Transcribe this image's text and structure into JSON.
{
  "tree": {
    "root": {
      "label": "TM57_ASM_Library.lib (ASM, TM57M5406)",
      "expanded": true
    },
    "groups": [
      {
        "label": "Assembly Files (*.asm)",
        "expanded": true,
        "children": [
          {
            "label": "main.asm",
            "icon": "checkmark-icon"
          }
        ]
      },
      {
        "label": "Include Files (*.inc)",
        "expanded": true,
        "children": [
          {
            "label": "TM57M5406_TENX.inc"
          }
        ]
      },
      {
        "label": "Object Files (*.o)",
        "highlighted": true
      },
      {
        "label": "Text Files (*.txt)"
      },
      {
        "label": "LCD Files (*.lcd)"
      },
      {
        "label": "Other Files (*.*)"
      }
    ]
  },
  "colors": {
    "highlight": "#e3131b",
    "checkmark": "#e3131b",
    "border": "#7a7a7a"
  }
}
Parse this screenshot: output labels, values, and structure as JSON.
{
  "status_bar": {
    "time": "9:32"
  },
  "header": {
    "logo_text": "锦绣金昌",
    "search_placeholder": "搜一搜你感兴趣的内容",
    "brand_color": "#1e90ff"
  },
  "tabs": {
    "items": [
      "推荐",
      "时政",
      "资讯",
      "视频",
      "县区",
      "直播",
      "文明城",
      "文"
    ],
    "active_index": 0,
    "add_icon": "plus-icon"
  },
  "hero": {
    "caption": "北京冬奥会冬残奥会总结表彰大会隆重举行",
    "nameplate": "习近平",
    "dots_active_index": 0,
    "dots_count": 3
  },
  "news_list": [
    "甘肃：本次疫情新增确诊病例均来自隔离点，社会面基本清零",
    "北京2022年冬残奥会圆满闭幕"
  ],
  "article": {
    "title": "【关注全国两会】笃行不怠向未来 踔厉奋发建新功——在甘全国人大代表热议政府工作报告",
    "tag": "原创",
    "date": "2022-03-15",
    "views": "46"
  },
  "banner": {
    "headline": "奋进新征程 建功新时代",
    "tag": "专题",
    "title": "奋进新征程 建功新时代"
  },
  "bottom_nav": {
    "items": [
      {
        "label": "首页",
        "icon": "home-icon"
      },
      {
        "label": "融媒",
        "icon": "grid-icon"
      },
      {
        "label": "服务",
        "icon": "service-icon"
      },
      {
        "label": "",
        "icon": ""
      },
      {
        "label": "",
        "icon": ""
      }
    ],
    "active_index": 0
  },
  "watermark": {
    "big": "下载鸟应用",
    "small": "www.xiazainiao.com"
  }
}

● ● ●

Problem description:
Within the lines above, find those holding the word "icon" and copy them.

Exercise solution:
            "icon": "checkmark-icon"
    "add_icon": "plus-icon"
        "icon": "home-icon"
        "icon": "grid-icon"
        "icon": "service-icon"
        "icon": ""
        "icon": ""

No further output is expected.